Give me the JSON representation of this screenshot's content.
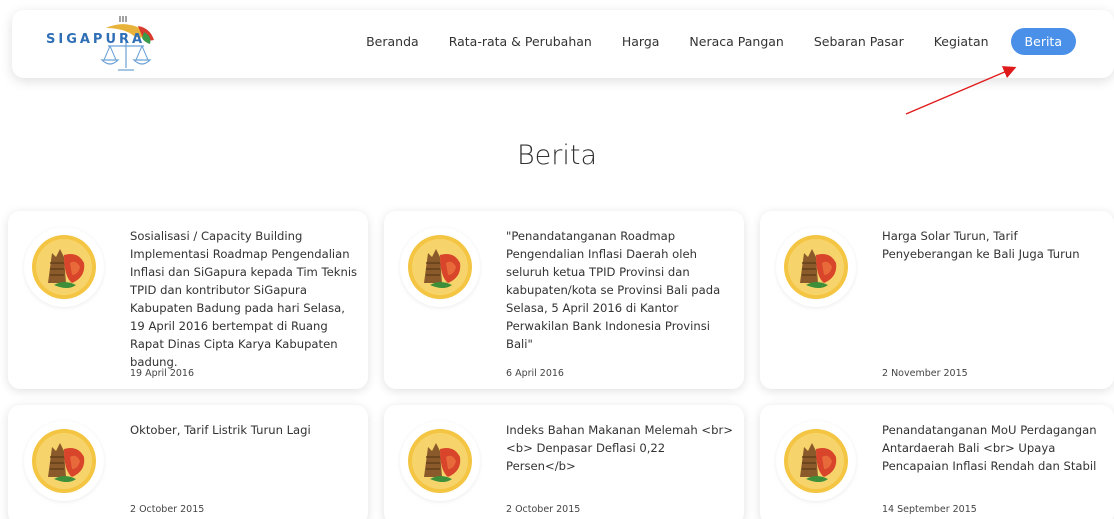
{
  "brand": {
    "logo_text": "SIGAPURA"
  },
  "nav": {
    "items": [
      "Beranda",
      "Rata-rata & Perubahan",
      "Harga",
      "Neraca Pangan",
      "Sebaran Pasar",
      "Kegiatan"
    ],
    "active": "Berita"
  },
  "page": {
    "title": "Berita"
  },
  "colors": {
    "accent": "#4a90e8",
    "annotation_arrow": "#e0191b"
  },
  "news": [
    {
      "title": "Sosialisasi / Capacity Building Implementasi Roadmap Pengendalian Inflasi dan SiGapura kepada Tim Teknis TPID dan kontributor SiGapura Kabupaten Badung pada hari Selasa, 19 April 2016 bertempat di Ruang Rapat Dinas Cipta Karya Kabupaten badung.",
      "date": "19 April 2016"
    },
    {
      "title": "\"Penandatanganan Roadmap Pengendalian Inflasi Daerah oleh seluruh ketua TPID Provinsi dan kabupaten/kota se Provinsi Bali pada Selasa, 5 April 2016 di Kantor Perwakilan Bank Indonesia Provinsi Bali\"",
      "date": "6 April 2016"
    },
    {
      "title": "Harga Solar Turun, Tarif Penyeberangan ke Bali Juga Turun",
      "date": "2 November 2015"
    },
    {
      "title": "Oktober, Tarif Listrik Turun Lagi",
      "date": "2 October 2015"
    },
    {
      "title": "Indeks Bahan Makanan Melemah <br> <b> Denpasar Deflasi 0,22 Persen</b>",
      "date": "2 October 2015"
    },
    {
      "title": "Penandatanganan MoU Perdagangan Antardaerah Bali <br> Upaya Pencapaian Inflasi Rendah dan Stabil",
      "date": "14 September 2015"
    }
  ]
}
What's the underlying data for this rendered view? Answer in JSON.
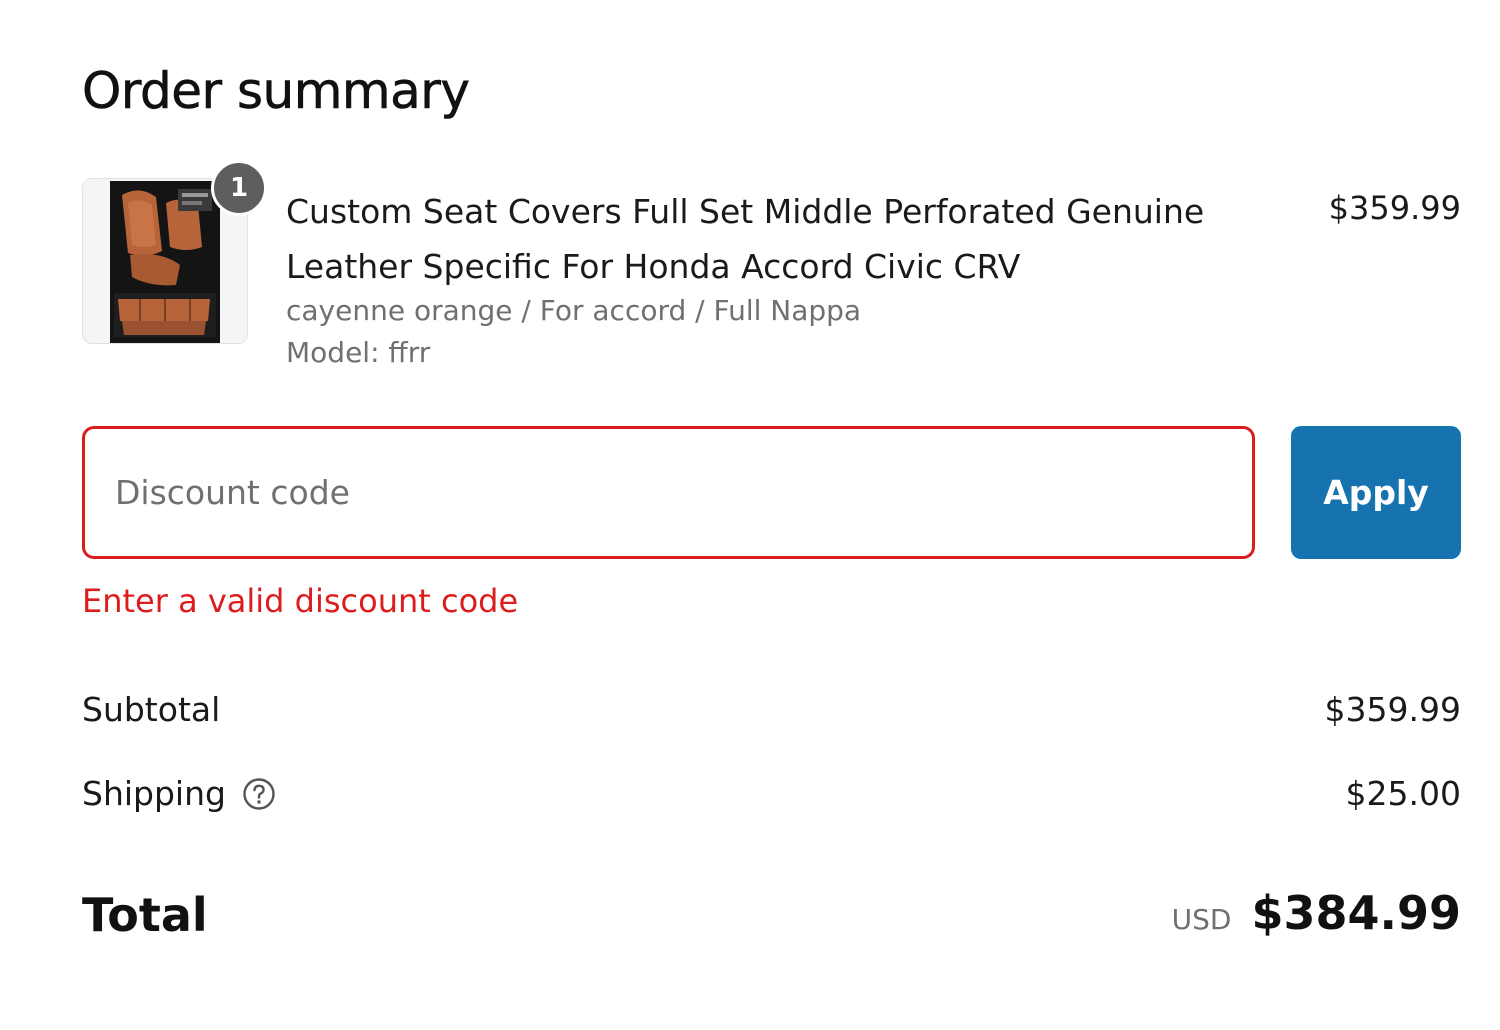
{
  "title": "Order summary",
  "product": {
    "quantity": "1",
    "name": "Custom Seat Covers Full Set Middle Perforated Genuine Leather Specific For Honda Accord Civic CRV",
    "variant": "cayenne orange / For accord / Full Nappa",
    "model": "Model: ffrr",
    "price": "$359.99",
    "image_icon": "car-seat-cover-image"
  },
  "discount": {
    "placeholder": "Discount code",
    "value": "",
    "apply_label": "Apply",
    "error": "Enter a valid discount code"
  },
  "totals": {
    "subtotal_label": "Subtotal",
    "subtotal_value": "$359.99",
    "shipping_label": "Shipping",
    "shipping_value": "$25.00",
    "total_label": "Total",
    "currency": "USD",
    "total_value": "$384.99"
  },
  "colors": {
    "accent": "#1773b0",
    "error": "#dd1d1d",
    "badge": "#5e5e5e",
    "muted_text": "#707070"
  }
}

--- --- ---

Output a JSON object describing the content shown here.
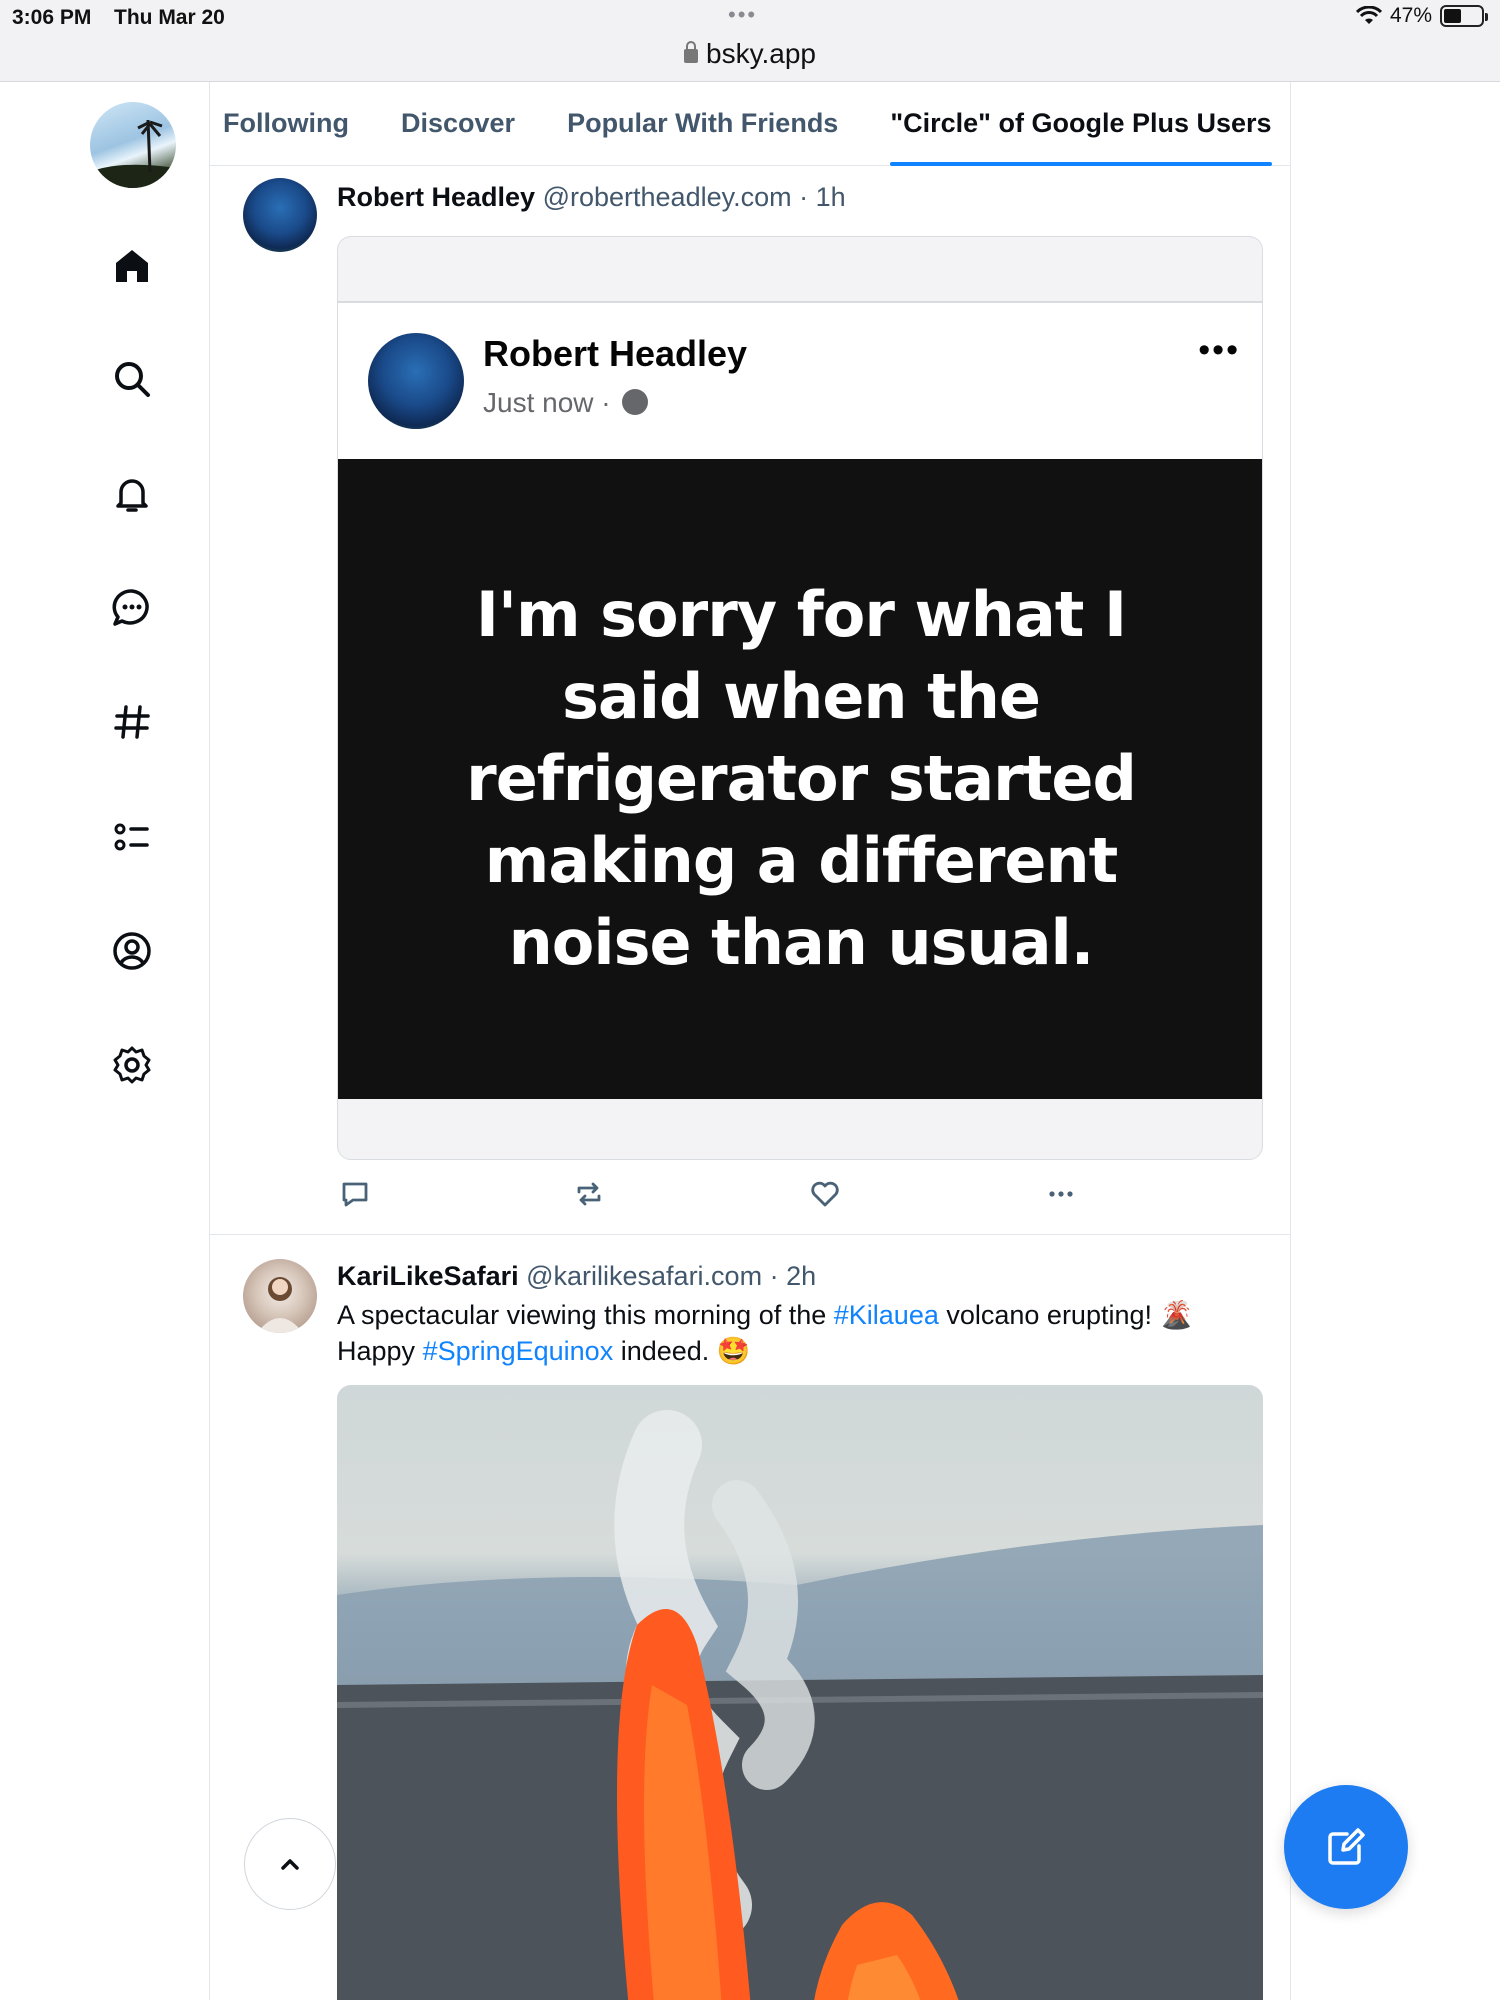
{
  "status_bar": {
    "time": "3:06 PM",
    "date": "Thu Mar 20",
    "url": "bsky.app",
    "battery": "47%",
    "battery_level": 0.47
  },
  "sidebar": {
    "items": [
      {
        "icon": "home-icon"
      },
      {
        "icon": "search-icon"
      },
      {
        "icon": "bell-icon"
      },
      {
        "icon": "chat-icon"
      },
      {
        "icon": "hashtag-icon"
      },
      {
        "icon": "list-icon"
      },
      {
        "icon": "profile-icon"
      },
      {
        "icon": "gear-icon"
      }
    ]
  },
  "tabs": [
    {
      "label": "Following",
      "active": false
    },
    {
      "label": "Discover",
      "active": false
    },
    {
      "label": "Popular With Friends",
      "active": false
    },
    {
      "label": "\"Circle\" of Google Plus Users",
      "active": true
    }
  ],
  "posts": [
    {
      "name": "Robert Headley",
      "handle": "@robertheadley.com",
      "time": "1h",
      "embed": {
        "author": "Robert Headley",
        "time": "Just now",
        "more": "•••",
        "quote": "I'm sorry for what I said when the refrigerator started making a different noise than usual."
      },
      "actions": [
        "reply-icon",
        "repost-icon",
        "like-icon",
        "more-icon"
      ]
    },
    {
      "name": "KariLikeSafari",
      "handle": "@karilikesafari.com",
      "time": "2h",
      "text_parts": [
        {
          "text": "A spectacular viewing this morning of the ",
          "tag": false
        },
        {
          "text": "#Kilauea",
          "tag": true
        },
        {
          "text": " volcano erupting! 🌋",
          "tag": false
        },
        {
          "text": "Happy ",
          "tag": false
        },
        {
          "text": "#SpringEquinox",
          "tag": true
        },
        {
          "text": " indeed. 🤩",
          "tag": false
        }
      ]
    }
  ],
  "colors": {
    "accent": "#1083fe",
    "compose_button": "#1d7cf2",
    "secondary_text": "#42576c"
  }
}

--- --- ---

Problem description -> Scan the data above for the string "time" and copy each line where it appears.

Answer to this problem ->
    "time": "3:06 PM",
      "time": "1h",
        "time": "Just now",
      "time": "2h",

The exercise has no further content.